Dr. Nehal:
What keeps me up at night is trying to figure this innovation that I'm very excited about, how we do it in a way that is not too disruptive to the safety net. Because the whole idea of a safety net is that when you have something disruptive in your life and you fall, it catches you. But as we change the system, how do we make sure people don't fall through who might already be kind of neglected or marginalized? How do we bring everybody into the future?

Jay:
So when you are thinking about that safety net, you can't fall back to sleep, so what book might you grab from your nightstand and why are you reading it? 

Dr. Nehal:
There are two poets whom I really get a lot of insight from, and sense of maybe feeling more at peace in the world. One is Maya Angelou, and then the other is Jalal ad-Din Rumi who's a very famous Sufi poet, who's actually I believe the most popular poet in America apparently. 

Jay:
Fabulous. We're going to get a little heavier here. If you could redo one decision in your life, what would it be and why?

Dr. Nehal:
That's a tough one. Gosh, you asked me a tough question. There are probably some emails I would have slept on better. Those are seemingly small things. Actually, I don't believe in regret because everything that I've done, I've learned from. Everything I've done, I made the best decision I could at the time, and probably if I were going to go back to those circumstances, I'd still have the same information. And I'd still be the same person, and I'd probably make the same decision, just try to be wiser next time. 

Jay:
That's great. Well, believe it or not, I have a draft email that has been sitting in my Outlook draft box for 25 years as a reminder of always sleeping on it. I wrote one, realized I probably shouldn't send it, and I've kept it ever since as I've moved from, kind of position to position as a reminder to pause every now and then on some of those kind of hot topics.

Dr. Nehal:
Yeah, that's great. 

Jay:
What's your favorite app on your mobile device?

Dr. Nehal:
I have to admit I'm a total geek. It's LinkedIn, which is how we connected. I'm on it all the time. 

Jay:
Well, you don't get to be one of the top connected females on LinkedIn without spending a fair amount of time on it, which is pretty amazing. 

Dr. Nehal:
Thank you. 

Jay:
Lastly, how do you invest in yourself?

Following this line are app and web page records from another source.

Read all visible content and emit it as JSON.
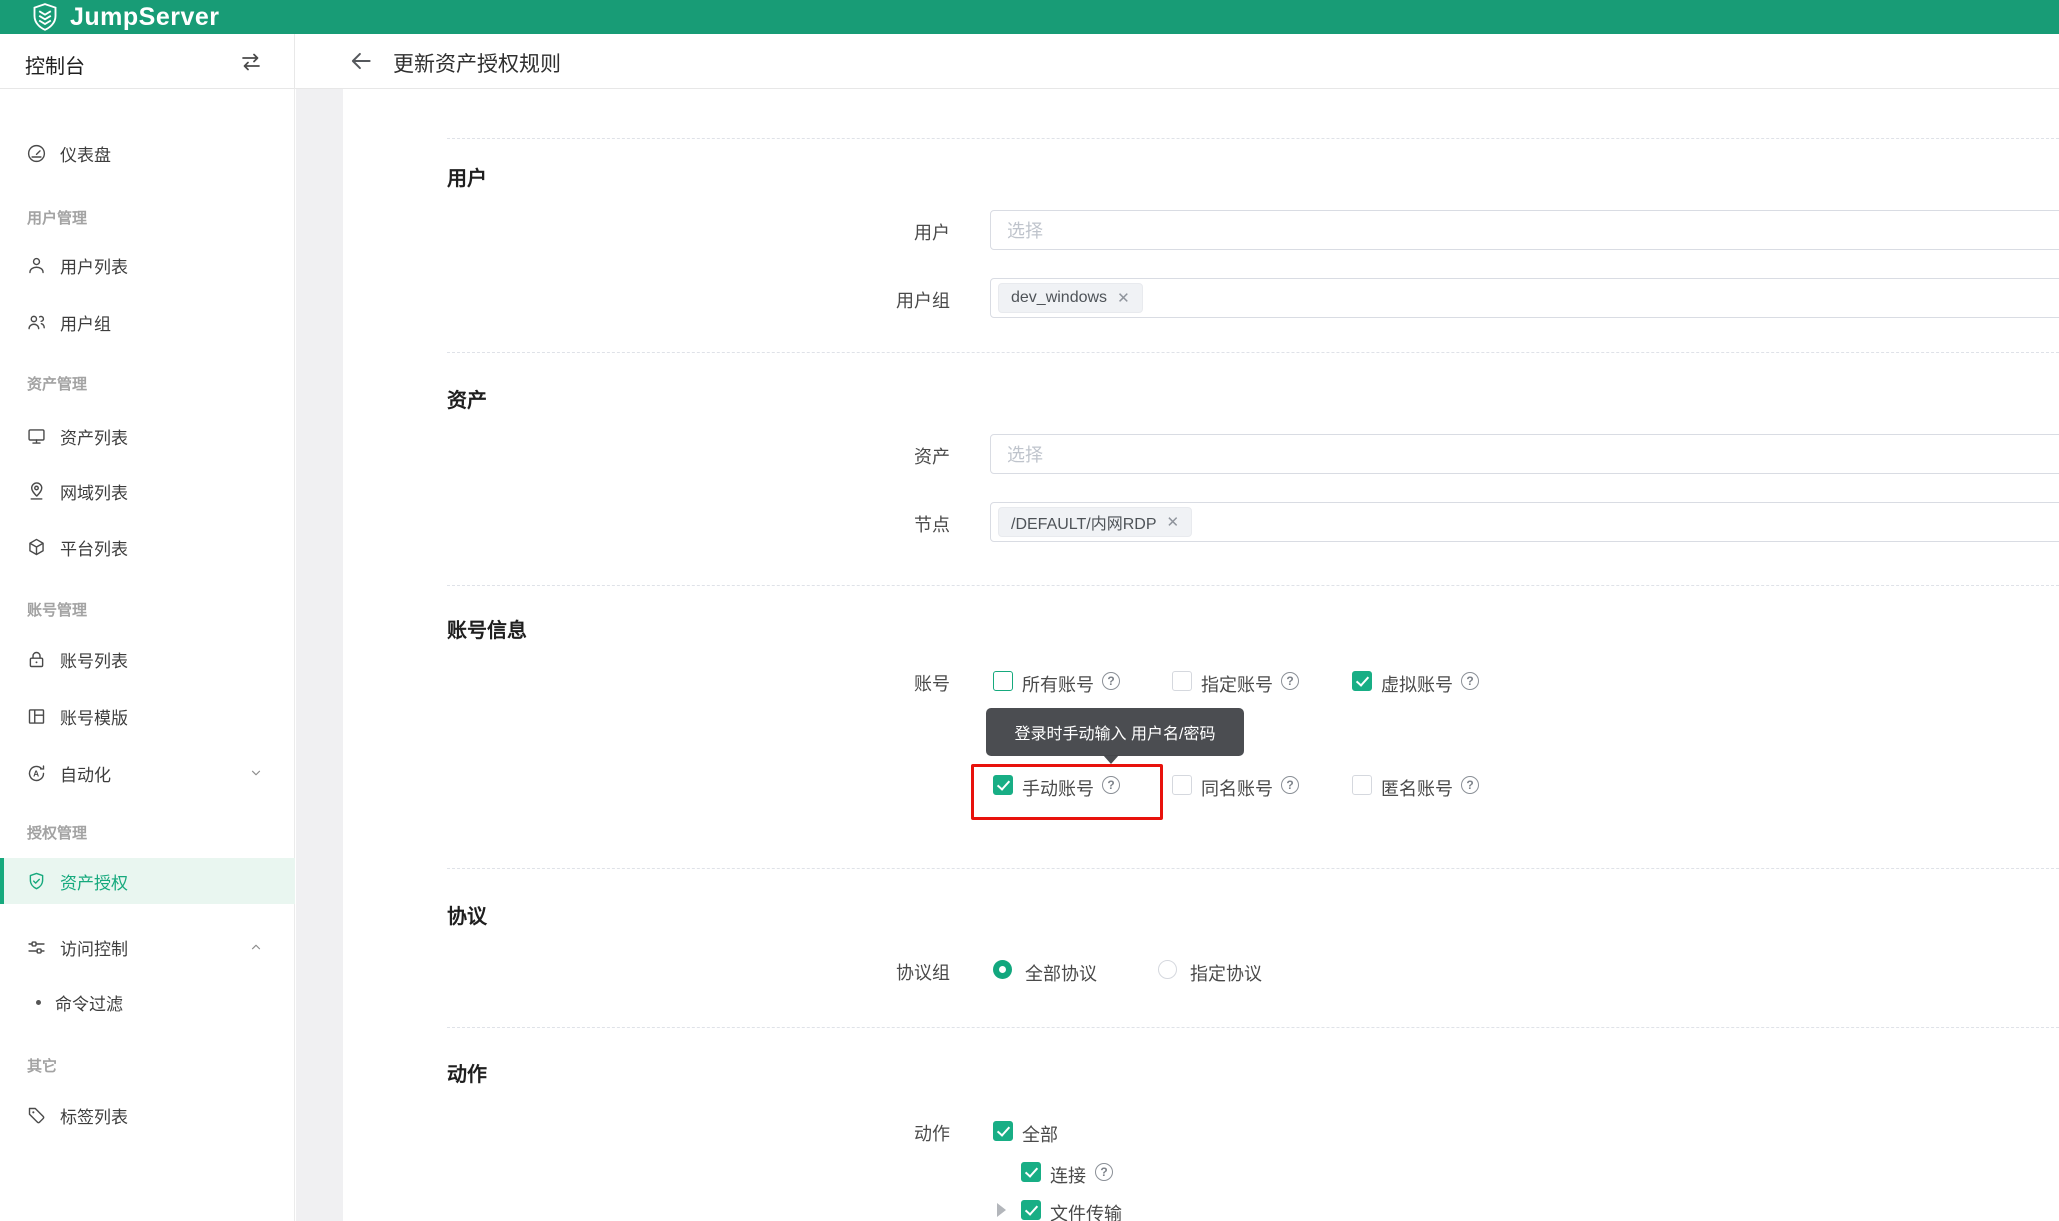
{
  "brand": {
    "logo_text": "JumpServer"
  },
  "topbar": {
    "console_label": "控制台"
  },
  "page_header": {
    "title": "更新资产授权规则"
  },
  "colors": {
    "brand_green": "#189C76",
    "accent_green": "#16A97D",
    "active_bg": "#E9F6F0",
    "red_highlight": "#E8120C",
    "tooltip_bg": "#44464A"
  },
  "sidebar": {
    "entries": [
      {
        "type": "item",
        "label": "仪表盘",
        "icon": "gauge-icon"
      },
      {
        "type": "section",
        "label": "用户管理"
      },
      {
        "type": "item",
        "label": "用户列表",
        "icon": "user-icon"
      },
      {
        "type": "item",
        "label": "用户组",
        "icon": "users-icon"
      },
      {
        "type": "section",
        "label": "资产管理"
      },
      {
        "type": "item",
        "label": "资产列表",
        "icon": "monitor-icon"
      },
      {
        "type": "item",
        "label": "网域列表",
        "icon": "map-pin-icon"
      },
      {
        "type": "item",
        "label": "平台列表",
        "icon": "cube-icon"
      },
      {
        "type": "section",
        "label": "账号管理"
      },
      {
        "type": "item",
        "label": "账号列表",
        "icon": "lock-icon"
      },
      {
        "type": "item",
        "label": "账号模版",
        "icon": "template-icon"
      },
      {
        "type": "item",
        "label": "自动化",
        "icon": "automation-icon",
        "expand": "collapsed"
      },
      {
        "type": "section",
        "label": "授权管理"
      },
      {
        "type": "item",
        "label": "资产授权",
        "icon": "shield-check-icon",
        "active": true
      },
      {
        "type": "item",
        "label": "访问控制",
        "icon": "sliders-icon",
        "expand": "expanded"
      },
      {
        "type": "subitem",
        "label": "命令过滤"
      },
      {
        "type": "section",
        "label": "其它"
      },
      {
        "type": "item",
        "label": "标签列表",
        "icon": "tag-icon"
      }
    ]
  },
  "form": {
    "user_section": {
      "title": "用户",
      "user_row": {
        "label": "用户",
        "placeholder": "选择"
      },
      "group_row": {
        "label": "用户组",
        "tag": "dev_windows",
        "tag_close": "✕"
      }
    },
    "asset_section": {
      "title": "资产",
      "asset_row": {
        "label": "资产",
        "placeholder": "选择"
      },
      "node_row": {
        "label": "节点",
        "tag": "/DEFAULT/内网RDP",
        "tag_close": "✕"
      }
    },
    "account_section": {
      "title": "账号信息",
      "label": "账号",
      "row1": [
        {
          "label": "所有账号",
          "state": "unchecked-green-border",
          "help": "?"
        },
        {
          "label": "指定账号",
          "state": "unchecked",
          "help": "?"
        },
        {
          "label": "虚拟账号",
          "state": "checked",
          "help": "?"
        }
      ],
      "tooltip": "登录时手动输入 用户名/密码",
      "row2": [
        {
          "label": "手动账号",
          "state": "checked",
          "help": "?",
          "highlighted": true
        },
        {
          "label": "同名账号",
          "state": "unchecked",
          "help": "?"
        },
        {
          "label": "匿名账号",
          "state": "unchecked",
          "help": "?"
        }
      ]
    },
    "protocol_section": {
      "title": "协议",
      "label": "协议组",
      "options": [
        {
          "label": "全部协议",
          "state": "selected"
        },
        {
          "label": "指定协议",
          "state": "unselected"
        }
      ]
    },
    "action_section": {
      "title": "动作",
      "label": "动作",
      "all_option": {
        "label": "全部",
        "state": "checked"
      },
      "connect_option": {
        "label": "连接",
        "state": "checked",
        "help": "?"
      },
      "file_transfer_option": {
        "label": "文件传输",
        "state": "checked"
      }
    }
  }
}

Dr. Nehal:
I do it through small things. I like to read. I like to go to museums. I travel. I get out into nature. It's just a constant investment, and cheesy but stopping to smell the roses. Then, actually part of the reason I'm on LinkedIn is even though apps are kind of known to kind of drive folks a little bit off-kilter, for me, I find great community. For instance, my neighbors had left a bouquet of flowers on my door because they knew that I'd just been through a couple of things that were just a bit challenging. I took a picture of it. I posted it on LinkedIn, it has 190,000 views. It's amazing. People are hungry for happiness, for kindness, for generosity. Just to be able to go into cyberspace and to find a community of people who care, that's amazing.

Jay:
That is amazing and that's a wonderful story. I appreciate you sharing it. Well, with that I think we will bring today's podcast to a close. I'd like to encourage all of our listeners to check out and follow Dr. Nehal on LinkedIn or Twitter. Easy to find on LinkedIn, and on Twitter, Dr. Nehal's Twitter handle is @usnehal. Dr. Nehal, thanks again for your time and your openness, you've been a phenomenal guest. 

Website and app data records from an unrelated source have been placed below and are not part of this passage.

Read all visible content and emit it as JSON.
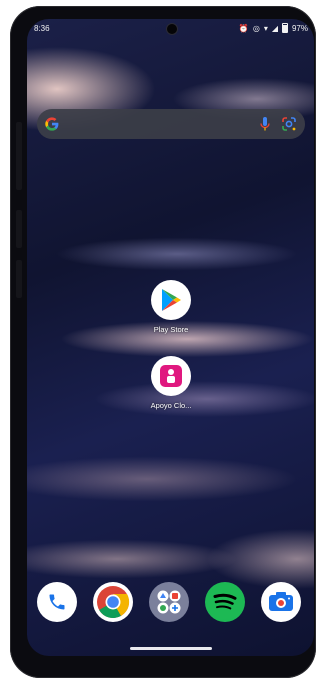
{
  "status_bar": {
    "time": "8:36",
    "battery_text": "97%"
  },
  "search_bar": {
    "logo_icon": "google-g-icon",
    "mic_icon": "mic-icon",
    "lens_icon": "google-lens-icon"
  },
  "apps": [
    {
      "label": "Play Store",
      "icon": "play-store-icon"
    },
    {
      "label": "Apoyo Clo...",
      "icon": "apoyo-app-icon"
    }
  ],
  "dock": [
    {
      "icon": "phone-icon"
    },
    {
      "icon": "chrome-icon"
    },
    {
      "icon": "app-folder-icon"
    },
    {
      "icon": "spotify-icon"
    },
    {
      "icon": "camera-icon"
    }
  ],
  "colors": {
    "wallpaper_base": "#101431",
    "spotify": "#1db954",
    "apoyo": "#e0187f",
    "google_blue": "#4285f4",
    "google_red": "#ea4335",
    "google_yellow": "#fbbc05",
    "google_green": "#34a853"
  }
}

Dr. Nehal:
Thank you so much.

Jay:
This brings our Value-Based Healthcare Podcast to a close. Please follow Reveleer on Facebook, Twitter and LinkedIn. You may also follow me on Twitter @AckermanJay.

About The Author

Reveleer is dedicated to empowering health plans to be in control of their medical record retrieval and review initiatives. We provide Medicare Advantage, Medicaid and Commercial ACA health plans with an enterprise-grade, SaaS platform for Risk Adjustment, Quality Improvement, and Audit initiatives. Customers can manage projects completely in-house using their own resources, as a full-service customer, or using a collaborative model.